**EXERCISE BRIEF**
Down to the last line, repeat the records exactly.

____

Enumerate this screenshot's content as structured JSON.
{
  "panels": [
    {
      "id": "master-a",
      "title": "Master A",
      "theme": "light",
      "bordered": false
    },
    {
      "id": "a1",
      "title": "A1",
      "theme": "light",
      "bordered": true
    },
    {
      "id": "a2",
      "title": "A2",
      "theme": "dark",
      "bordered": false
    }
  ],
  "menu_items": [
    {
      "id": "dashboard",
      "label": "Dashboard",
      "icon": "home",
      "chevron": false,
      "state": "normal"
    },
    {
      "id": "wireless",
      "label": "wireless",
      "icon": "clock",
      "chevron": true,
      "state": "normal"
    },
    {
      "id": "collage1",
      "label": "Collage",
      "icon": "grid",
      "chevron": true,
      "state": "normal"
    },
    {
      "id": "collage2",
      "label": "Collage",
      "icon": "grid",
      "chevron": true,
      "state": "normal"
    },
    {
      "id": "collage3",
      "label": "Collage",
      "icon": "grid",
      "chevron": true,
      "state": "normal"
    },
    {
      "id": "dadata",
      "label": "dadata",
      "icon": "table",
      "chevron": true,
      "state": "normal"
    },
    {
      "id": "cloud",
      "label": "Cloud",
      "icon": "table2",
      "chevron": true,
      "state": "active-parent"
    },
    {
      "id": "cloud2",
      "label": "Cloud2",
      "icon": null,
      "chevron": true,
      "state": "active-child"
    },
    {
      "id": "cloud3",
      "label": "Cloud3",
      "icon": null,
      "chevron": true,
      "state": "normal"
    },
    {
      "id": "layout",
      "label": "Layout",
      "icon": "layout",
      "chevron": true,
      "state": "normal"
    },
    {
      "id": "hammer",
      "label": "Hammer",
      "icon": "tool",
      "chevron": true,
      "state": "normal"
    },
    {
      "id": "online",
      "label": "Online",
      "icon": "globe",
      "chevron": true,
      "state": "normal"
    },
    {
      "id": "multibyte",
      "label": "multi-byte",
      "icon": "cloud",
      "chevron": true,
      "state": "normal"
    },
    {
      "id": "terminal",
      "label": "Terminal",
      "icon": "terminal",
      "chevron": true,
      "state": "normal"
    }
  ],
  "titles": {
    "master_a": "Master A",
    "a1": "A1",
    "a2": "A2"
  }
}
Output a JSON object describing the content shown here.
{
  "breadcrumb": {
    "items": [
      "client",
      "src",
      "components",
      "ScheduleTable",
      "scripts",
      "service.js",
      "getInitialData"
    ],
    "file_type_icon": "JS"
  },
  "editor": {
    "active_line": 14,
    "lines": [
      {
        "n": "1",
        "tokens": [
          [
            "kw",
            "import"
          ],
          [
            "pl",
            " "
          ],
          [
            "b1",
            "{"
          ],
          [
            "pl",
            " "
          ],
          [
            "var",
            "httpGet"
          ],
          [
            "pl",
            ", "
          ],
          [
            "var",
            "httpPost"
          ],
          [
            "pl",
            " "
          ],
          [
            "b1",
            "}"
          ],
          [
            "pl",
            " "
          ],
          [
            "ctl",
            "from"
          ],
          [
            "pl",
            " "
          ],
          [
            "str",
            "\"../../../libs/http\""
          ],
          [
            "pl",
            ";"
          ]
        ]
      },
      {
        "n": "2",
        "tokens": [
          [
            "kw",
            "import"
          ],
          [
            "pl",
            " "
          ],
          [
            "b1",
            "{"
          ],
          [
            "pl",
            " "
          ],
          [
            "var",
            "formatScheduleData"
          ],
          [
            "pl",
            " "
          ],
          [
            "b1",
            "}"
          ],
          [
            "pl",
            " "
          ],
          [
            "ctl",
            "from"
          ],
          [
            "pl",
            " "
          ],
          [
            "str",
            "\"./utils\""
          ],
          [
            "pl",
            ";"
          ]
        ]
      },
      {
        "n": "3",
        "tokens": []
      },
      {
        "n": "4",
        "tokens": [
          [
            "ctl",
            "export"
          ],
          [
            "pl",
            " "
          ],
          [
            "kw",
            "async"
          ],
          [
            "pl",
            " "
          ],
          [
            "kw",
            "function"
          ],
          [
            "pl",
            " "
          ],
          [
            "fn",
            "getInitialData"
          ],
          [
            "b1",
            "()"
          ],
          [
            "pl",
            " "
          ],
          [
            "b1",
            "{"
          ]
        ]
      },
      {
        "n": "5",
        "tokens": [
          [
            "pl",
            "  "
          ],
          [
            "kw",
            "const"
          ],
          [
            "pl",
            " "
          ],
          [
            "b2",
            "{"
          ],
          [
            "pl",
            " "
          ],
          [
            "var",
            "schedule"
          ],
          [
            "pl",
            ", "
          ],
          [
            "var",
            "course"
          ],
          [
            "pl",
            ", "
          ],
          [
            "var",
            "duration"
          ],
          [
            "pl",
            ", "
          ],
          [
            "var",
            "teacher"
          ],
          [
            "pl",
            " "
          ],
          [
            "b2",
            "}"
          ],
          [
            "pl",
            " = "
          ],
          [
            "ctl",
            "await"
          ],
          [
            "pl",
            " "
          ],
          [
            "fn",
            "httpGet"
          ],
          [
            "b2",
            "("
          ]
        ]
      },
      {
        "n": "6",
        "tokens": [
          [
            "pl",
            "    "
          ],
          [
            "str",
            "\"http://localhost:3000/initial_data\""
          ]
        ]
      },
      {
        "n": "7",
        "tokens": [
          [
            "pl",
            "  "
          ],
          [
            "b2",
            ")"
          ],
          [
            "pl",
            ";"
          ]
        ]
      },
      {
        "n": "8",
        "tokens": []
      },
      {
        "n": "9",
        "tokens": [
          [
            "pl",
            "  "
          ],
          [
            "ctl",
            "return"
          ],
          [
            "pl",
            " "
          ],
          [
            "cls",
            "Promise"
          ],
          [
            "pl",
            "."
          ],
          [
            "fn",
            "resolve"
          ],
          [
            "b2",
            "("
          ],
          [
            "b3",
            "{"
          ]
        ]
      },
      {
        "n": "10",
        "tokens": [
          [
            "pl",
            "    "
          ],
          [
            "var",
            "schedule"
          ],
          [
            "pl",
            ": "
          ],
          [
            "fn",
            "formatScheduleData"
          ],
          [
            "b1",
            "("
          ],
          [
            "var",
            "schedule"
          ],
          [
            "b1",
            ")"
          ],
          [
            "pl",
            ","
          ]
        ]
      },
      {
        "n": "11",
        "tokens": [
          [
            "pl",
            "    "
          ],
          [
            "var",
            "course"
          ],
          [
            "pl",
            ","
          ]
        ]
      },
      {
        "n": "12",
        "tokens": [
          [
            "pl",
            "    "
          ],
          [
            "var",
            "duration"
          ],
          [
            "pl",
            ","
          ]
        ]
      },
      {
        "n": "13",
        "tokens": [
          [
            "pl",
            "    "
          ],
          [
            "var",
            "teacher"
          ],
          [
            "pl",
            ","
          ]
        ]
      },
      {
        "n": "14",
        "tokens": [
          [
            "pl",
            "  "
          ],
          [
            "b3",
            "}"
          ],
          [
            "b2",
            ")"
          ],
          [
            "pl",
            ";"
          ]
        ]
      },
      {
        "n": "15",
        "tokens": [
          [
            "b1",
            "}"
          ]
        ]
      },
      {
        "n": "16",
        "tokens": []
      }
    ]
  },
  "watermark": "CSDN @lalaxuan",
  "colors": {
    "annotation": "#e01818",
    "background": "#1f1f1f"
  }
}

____

**RESULT**
Enumerate this screenshot's content as structured JSON.
{
  "panels": [
    {
      "id": "master-a",
      "title": "Master A",
      "theme": "light",
      "bordered": false
    },
    {
      "id": "a1",
      "title": "A1",
      "theme": "light",
      "bordered": true
    },
    {
      "id": "a2",
      "title": "A2",
      "theme": "dark",
      "bordered": false
    }
  ],
  "menu_items": [
    {
      "id": "dashboard",
      "label": "Dashboard",
      "icon": "home",
      "chevron": false,
      "state": "normal"
    },
    {
      "id": "wireless",
      "label": "wireless",
      "icon": "clock",
      "chevron": true,
      "state": "normal"
    },
    {
      "id": "collage1",
      "label": "Collage",
      "icon": "grid",
      "chevron": true,
      "state": "normal"
    },
    {
      "id": "collage2",
      "label": "Collage",
      "icon": "grid",
      "chevron": true,
      "state": "normal"
    },
    {
      "id": "collage3",
      "label": "Collage",
      "icon": "grid",
      "chevron": true,
      "state": "normal"
    },
    {
      "id": "dadata",
      "label": "dadata",
      "icon": "table",
      "chevron": true,
      "state": "normal"
    },
    {
      "id": "cloud",
      "label": "Cloud",
      "icon": "table2",
      "chevron": true,
      "state": "active-parent"
    },
    {
      "id": "cloud2",
      "label": "Cloud2",
      "icon": null,
      "chevron": true,
      "state": "active-child"
    },
    {
      "id": "cloud3",
      "label": "Cloud3",
      "icon": null,
      "chevron": true,
      "state": "normal"
    },
    {
      "id": "layout",
      "label": "Layout",
      "icon": "layout",
      "chevron": true,
      "state": "normal"
    },
    {
      "id": "hammer",
      "label": "Hammer",
      "icon": "tool",
      "chevron": true,
      "state": "normal"
    },
    {
      "id": "online",
      "label": "Online",
      "icon": "globe",
      "chevron": true,
      "state": "normal"
    },
    {
      "id": "multibyte",
      "label": "multi-byte",
      "icon": "cloud",
      "chevron": true,
      "state": "normal"
    },
    {
      "id": "terminal",
      "label": "Terminal",
      "icon": "terminal",
      "chevron": true,
      "state": "normal"
    }
  ],
  "titles": {
    "master_a": "Master A",
    "a1": "A1",
    "a2": "A2"
  }
}
Output a JSON object describing the content shown here.
{
  "breadcrumb": {
    "items": [
      "client",
      "src",
      "components",
      "ScheduleTable",
      "scripts",
      "service.js",
      "getInitialData"
    ],
    "file_type_icon": "JS"
  },
  "editor": {
    "active_line": 14,
    "lines": [
      {
        "n": "1",
        "tokens": [
          [
            "kw",
            "import"
          ],
          [
            "pl",
            " "
          ],
          [
            "b1",
            "{"
          ],
          [
            "pl",
            " "
          ],
          [
            "var",
            "httpGet"
          ],
          [
            "pl",
            ", "
          ],
          [
            "var",
            "httpPost"
          ],
          [
            "pl",
            " "
          ],
          [
            "b1",
            "}"
          ],
          [
            "pl",
            " "
          ],
          [
            "ctl",
            "from"
          ],
          [
            "pl",
            " "
          ],
          [
            "str",
            "\"../../../libs/http\""
          ],
          [
            "pl",
            ";"
          ]
        ]
      },
      {
        "n": "2",
        "tokens": [
          [
            "kw",
            "import"
          ],
          [
            "pl",
            " "
          ],
          [
            "b1",
            "{"
          ],
          [
            "pl",
            " "
          ],
          [
            "var",
            "formatScheduleData"
          ],
          [
            "pl",
            " "
          ],
          [
            "b1",
            "}"
          ],
          [
            "pl",
            " "
          ],
          [
            "ctl",
            "from"
          ],
          [
            "pl",
            " "
          ],
          [
            "str",
            "\"./utils\""
          ],
          [
            "pl",
            ";"
          ]
        ]
      },
      {
        "n": "3",
        "tokens": []
      },
      {
        "n": "4",
        "tokens": [
          [
            "ctl",
            "export"
          ],
          [
            "pl",
            " "
          ],
          [
            "kw",
            "async"
          ],
          [
            "pl",
            " "
          ],
          [
            "kw",
            "function"
          ],
          [
            "pl",
            " "
          ],
          [
            "fn",
            "getInitialData"
          ],
          [
            "b1",
            "()"
          ],
          [
            "pl",
            " "
          ],
          [
            "b1",
            "{"
          ]
        ]
      },
      {
        "n": "5",
        "tokens": [
          [
            "pl",
            "  "
          ],
          [
            "kw",
            "const"
          ],
          [
            "pl",
            " "
          ],
          [
            "b2",
            "{"
          ],
          [
            "pl",
            " "
          ],
          [
            "var",
            "schedule"
          ],
          [
            "pl",
            ", "
          ],
          [
            "var",
            "course"
          ],
          [
            "pl",
            ", "
          ],
          [
            "var",
            "duration"
          ],
          [
            "pl",
            ", "
          ],
          [
            "var",
            "teacher"
          ],
          [
            "pl",
            " "
          ],
          [
            "b2",
            "}"
          ],
          [
            "pl",
            " = "
          ],
          [
            "ctl",
            "await"
          ],
          [
            "pl",
            " "
          ],
          [
            "fn",
            "httpGet"
          ],
          [
            "b2",
            "("
          ]
        ]
      },
      {
        "n": "6",
        "tokens": [
          [
            "pl",
            "    "
          ],
          [
            "str",
            "\"http://localhost:3000/initial_data\""
          ]
        ]
      },
      {
        "n": "7",
        "tokens": [
          [
            "pl",
            "  "
          ],
          [
            "b2",
            ")"
          ],
          [
            "pl",
            ";"
          ]
        ]
      },
      {
        "n": "8",
        "tokens": []
      },
      {
        "n": "9",
        "tokens": [
          [
            "pl",
            "  "
          ],
          [
            "ctl",
            "return"
          ],
          [
            "pl",
            " "
          ],
          [
            "cls",
            "Promise"
          ],
          [
            "pl",
            "."
          ],
          [
            "fn",
            "resolve"
          ],
          [
            "b2",
            "("
          ],
          [
            "b3",
            "{"
          ]
        ]
      },
      {
        "n": "10",
        "tokens": [
          [
            "pl",
            "    "
          ],
          [
            "var",
            "schedule"
          ],
          [
            "pl",
            ": "
          ],
          [
            "fn",
            "formatScheduleData"
          ],
          [
            "b1",
            "("
          ],
          [
            "var",
            "schedule"
          ],
          [
            "b1",
            ")"
          ],
          [
            "pl",
            ","
          ]
        ]
      },
      {
        "n": "11",
        "tokens": [
          [
            "pl",
            "    "
          ],
          [
            "var",
            "course"
          ],
          [
            "pl",
            ","
          ]
        ]
      },
      {
        "n": "12",
        "tokens": [
          [
            "pl",
            "    "
          ],
          [
            "var",
            "duration"
          ],
          [
            "pl",
            ","
          ]
        ]
      },
      {
        "n": "13",
        "tokens": [
          [
            "pl",
            "    "
          ],
          [
            "var",
            "teacher"
          ],
          [
            "pl",
            ","
          ]
        ]
      },
      {
        "n": "14",
        "tokens": [
          [
            "pl",
            "  "
          ],
          [
            "b3",
            "}"
          ],
          [
            "b2",
            ")"
          ],
          [
            "pl",
            ";"
          ]
        ]
      },
      {
        "n": "15",
        "tokens": [
          [
            "b1",
            "}"
          ]
        ]
      },
      {
        "n": "16",
        "tokens": []
      }
    ]
  },
  "watermark": "CSDN @lalaxuan",
  "colors": {
    "annotation": "#e01818",
    "background": "#1f1f1f"
  }
}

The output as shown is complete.